by Jason S. Ridler Dave, I’m dispensing with formalities because it is my last day. Please, read all of what’s below. Some of it is old hat. But the truth is in the details. I want you to know the truth. To help stem the tide of what you unleashed. I’m reminded of my grandfather’s […]
by Frederick Senese In that country, they don’t bury the dead. They pile the bodies on a criss-cross platform of logs and sticks out in the forest, so the flies can eat. The life drips off the bones until what remains is pure, pristine, perfect. Bleached ribcages scoured by the wind, seashell skulls washed by […]
by Mary J. Breen I can’t imagine how people can go on television and tell their stories to the whole blessed world. Like on Oprah, although she does seem like a nice person. Today I watched a show called Abusive Husbands in the Military and The Wives Who Love Them. Couldn’t have been hard to find […]
Lisa Morriss-Andrews studied theatre arts, chemistry, French and Russian, and obtained her MAC in Research. Then she abandoned academics to write full-time. In 2006 she attended the Banff Mountain Writing Program (Banff Centre), and, in 2011, the Summer Literary Seminars: Vilnius, Lithuania. She has won local writing awards, an international online award and a number […]
by Lisa Morriss-Andrews Mother calls out for my oldest sister, Miranda. Her voice bleats into the sterile silence like a lost child, startled from a nightmare. Death is a nightmare . . . for my mother. An extraordinary and unexpected event. “How terrible . . . how could this possibly happen!” she would exclaim, each […]

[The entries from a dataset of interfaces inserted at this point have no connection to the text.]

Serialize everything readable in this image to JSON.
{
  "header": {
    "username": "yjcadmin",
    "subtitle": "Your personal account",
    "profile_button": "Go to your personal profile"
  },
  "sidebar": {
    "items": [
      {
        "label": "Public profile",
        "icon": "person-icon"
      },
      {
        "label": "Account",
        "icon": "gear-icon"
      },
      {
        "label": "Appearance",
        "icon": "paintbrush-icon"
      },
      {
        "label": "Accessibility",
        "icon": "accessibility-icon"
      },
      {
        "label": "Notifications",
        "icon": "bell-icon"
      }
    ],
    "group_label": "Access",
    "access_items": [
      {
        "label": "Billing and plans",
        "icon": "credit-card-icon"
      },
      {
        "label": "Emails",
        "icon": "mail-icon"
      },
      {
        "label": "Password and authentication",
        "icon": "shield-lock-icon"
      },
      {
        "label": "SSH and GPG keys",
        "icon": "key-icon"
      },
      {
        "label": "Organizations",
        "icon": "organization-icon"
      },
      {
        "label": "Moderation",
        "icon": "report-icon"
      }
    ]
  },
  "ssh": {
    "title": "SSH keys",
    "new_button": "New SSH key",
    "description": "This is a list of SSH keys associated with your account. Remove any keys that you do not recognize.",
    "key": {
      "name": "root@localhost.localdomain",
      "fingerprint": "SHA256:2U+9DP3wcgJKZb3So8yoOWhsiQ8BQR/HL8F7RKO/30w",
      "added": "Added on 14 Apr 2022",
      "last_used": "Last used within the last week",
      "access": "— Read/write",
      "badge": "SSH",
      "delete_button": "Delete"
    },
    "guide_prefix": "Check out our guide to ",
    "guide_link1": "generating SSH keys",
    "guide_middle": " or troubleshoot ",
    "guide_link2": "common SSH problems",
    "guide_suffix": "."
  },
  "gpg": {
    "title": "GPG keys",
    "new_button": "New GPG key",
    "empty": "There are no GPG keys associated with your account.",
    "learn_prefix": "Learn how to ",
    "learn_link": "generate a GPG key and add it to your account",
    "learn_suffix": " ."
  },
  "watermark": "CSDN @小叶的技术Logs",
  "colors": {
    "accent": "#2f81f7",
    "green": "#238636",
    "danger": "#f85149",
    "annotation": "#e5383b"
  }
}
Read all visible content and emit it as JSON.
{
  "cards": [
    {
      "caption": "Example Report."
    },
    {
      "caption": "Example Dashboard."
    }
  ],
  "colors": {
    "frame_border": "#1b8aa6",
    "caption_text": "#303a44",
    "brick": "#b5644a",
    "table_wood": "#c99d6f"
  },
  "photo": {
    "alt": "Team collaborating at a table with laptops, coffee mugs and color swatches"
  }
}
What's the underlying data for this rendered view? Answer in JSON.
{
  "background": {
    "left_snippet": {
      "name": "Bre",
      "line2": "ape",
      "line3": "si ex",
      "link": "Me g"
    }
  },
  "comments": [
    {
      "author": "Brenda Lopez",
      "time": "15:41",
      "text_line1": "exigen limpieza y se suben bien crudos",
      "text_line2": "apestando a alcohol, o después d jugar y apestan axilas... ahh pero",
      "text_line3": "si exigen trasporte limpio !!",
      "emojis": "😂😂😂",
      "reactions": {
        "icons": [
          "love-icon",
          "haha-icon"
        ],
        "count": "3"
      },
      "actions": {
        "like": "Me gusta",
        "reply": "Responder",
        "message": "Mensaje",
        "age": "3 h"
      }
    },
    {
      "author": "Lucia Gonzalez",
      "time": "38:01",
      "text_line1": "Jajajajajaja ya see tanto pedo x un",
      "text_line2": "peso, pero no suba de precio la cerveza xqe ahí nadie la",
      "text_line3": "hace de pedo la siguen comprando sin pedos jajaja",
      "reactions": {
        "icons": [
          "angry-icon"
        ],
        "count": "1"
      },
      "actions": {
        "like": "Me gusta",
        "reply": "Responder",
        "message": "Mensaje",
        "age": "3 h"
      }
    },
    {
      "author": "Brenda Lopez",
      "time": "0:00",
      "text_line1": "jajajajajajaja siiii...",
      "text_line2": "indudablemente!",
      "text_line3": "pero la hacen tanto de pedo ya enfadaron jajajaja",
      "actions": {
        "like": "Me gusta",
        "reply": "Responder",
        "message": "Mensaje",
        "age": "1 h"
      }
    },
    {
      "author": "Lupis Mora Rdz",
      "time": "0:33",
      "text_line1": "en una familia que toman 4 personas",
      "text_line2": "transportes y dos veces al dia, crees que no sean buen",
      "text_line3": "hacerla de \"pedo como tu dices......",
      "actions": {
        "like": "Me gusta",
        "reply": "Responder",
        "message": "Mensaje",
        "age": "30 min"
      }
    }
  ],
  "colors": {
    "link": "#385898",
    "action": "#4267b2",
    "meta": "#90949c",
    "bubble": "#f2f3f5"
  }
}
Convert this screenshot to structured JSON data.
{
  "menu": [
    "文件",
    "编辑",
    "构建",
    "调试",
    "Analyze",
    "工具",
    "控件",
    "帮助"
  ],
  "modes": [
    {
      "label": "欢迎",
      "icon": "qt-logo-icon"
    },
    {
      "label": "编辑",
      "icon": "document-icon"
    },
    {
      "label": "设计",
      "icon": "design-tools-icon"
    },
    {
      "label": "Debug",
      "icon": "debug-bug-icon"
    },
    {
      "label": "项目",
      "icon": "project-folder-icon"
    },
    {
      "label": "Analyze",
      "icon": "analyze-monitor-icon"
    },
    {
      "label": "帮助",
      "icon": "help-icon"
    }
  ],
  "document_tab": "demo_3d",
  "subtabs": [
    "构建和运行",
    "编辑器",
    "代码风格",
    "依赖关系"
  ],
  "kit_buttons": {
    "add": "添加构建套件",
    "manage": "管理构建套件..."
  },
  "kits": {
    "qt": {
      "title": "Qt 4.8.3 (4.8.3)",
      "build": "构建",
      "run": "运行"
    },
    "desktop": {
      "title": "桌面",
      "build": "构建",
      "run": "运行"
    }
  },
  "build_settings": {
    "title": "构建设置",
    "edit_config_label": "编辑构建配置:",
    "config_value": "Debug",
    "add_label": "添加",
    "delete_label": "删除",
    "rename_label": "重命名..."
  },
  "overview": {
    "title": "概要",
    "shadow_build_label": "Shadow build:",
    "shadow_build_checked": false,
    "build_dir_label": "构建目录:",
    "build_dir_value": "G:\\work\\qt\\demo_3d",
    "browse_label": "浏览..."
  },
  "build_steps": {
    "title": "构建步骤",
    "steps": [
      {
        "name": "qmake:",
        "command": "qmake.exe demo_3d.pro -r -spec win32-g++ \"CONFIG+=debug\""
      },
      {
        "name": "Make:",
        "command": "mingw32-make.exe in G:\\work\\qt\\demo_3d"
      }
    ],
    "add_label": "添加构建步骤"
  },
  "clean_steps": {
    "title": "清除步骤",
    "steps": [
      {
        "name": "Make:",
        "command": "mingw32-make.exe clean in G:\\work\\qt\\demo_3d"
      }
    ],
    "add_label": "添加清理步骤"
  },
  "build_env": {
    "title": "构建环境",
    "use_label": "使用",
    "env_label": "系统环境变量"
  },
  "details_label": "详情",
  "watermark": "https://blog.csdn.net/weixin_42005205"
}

by Carol Jones The worst part of purging the contents of my parents’ house was that my parents weren’t dead. Gone but not yet dead, I repeated, forcing myself to tackle another box, another closet, another drawer. My husband and I piled the things we wanted to keep in the living room, the things to […]
by Hege Anita Jakobsen Lepri The lights in the interrogation room had been dimmed, making the laminate table look almost like real wood. She wasn’t quite sure when that had happened. Probably they’d done it in tiny increments so she wouldn’t notice. They knew how to transform a situation here. It was the good cop’s turn […]
by Naomi Lakritz “How are we doing today?” “I’m fine. However, I can’t answer for you. You’ll have to decide for yourself how you are. I’m no judge of that. What’s your name? I can’t read it. They make these name tags so tiny nowadays.” “Kayleigh.” “I cannot imagine a future populated by people named […]
by Karin Aurino I have this perfect life—a perfect husband, three happy children, a beautiful home in the City of Angels—even the neighbours are nice. So why am I hiding in my bedroom? Because everything that was good, has somehow turned bad. So I’ll stay upstairs. Problem solved. Downstairs, my husband will be drinking a […]
by Jennifer Marr “Well, aren’t you turning into a little lady.” The doctor glances at my chest, then makes note of something on his pad. He turns to my mother. “Have you given any further thought to sterilization?” “My husband and I wonder if maybe we should hold off until she gets her first period? […]